Over the past year, 18 US states have officially ended pandemic-era states of emergency – including the covid food benefit, while a December mandate from Congress will end aid in March for the other 32 states, along with the District of Columbia, the US Virgin Islands and Guam.
The collective return to pre-pandemic policies includes enhanced unemployment benefits and child tax credits, as well as a rollback adjustment to Medicaid that boosted enrollment.
Now, people are waiting up to nine hours in mile-long lines for free food – some of whom say they can only afford to eat once per day, while others say they limit expensive food items such as meat for specific family members, such as growing teenage boys.
“I thought, ‘Wow, the government is trying to kill us now,” said 63-year-old Danny Blair of Kentucky. Blair, who lives in a mobile home with his wife, survives on his Social Security disability check, the Washington Post reports.
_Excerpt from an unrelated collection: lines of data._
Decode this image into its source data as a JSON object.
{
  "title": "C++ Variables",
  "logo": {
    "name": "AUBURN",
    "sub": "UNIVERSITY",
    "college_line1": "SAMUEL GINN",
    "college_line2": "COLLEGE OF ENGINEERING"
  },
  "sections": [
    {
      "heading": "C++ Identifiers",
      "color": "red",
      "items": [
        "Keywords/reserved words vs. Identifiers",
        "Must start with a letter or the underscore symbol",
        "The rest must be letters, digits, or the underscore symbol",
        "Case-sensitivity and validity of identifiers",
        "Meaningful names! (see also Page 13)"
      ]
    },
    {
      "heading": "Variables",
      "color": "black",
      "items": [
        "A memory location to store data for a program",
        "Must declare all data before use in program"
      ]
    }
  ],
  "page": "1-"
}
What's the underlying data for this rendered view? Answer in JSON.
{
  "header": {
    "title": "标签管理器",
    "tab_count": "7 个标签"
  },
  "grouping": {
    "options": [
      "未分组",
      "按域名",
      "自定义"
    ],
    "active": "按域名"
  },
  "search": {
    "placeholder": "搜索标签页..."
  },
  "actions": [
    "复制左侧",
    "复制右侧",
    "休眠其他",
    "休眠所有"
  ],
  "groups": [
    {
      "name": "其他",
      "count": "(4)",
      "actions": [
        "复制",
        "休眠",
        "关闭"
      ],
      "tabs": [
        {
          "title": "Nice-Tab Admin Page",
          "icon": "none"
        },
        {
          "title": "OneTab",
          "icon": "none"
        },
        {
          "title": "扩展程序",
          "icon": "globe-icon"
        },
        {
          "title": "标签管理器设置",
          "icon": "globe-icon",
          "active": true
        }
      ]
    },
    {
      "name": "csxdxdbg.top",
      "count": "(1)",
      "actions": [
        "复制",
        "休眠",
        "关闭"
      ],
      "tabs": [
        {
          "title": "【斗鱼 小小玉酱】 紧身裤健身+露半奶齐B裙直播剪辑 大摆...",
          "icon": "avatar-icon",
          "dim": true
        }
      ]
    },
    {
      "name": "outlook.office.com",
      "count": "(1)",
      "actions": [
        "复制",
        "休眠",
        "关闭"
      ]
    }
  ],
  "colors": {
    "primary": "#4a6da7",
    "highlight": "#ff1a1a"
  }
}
“They are going to starve us out,” Blair continued, apparently unaware that government assistance provided during the pandemic wasn’t permanent.
Blair and his wife hop into their truck twice a month at 4 a.m. to ensure they get a few staples at the Hazel Green Food Project’s giveaway. On a recent Friday, they waited nine hours until local prisoners on work duty started loading bags of meat and vegetables, potato chips and cookies into vehicles in one of the nation’s most impoverished communities.
From the front to the back of the line, the sea of despair and hardship along this desolate Kentucky highway foreshadowed what may be in store for millions of Americans as the federal government ended the remaining pandemic increase in monthly food stamp benefits this week. -WaPo
As the Post frames it, the pullback of pandemic-related aid could pose a setback to the Biden administration’s efforts to ‘slash poverty’ while building a ‘healthier and more sustainable middle class’ – none of which were the stated goals of the temporary aid.
“We saw positive benefits from this and less hardship, including for families with children,” said Dottie Rosenbaum, a senior fellow at the nonpartisan Center on Budget and Policy Priorities, who points out that all the free money helped reduce childhood poverty rates in 2021. “We can expect that to reverse now.”
Following the reduction in benefits, the average SNAP recipient’s benefits are expected to drop by around $90 per month, according to the Center on Budget and Policy Priorities. That said, an even greater reduction is in store for seniors and the working poor who receive assistance from other government programs, and will likely qualify for less.
In Kentucky, many seniors on food stamps saw their monthly benefit drop from $281 to $22 last year after the state ended the pandemic emergency in May, according to local food bank network, Feeding Kentucky.
Other states are preparing for the same
“We are bracing, and our agencies, member food banks, food pantries and soup kitchens are not prepared for what is about to hit them,” Said Ohio Association of Foodbanks executive director, Lisa Hamler-Fugitt. “This reduction, and end of the public health emergency, could not be coming at a worse time.”
Even before the benefits retired this month in Ohio, Hamler-Fugitt said demand at food banks soared last year as retail food prices rose by 11.4 percent nationwide, more than five times the historical annual average. She said Ohio charities and foodbanks served 3.1 million people in the last quarter of 2022, which she called a record and about 600,000 more than were served during the same period in 2021.
Now, Hamler-Fugitt expects many of the state’s 1.5 million recipients will also be scrambling to find food assistance, adding she projects the benefit reductions will remove $120 million from Ohio’s retail economy each month. -WaPo
“We estimate we would have to increase our distribution by 15 times to even begin to address this, and we don’t have the resources to do that,” said Hamler-Fugitt. “So hunger rates are going to increase among our seniors, and families, and our children are going to fall behind academically because they are not going to be able to concentrate on empty stomachs.”
Is this practical?
In Kentucky, GOP lawmaker Sen. Donald Douglas said during debates that it wasn’t practical to live “under a constant state of emergency.”
“Let’s ask yourself, should SNAP benefits be a way of life?” he asked. “Now we know it is for some. Should it be a way of life for adults?”
Reprinted with permission from Zero Hedge.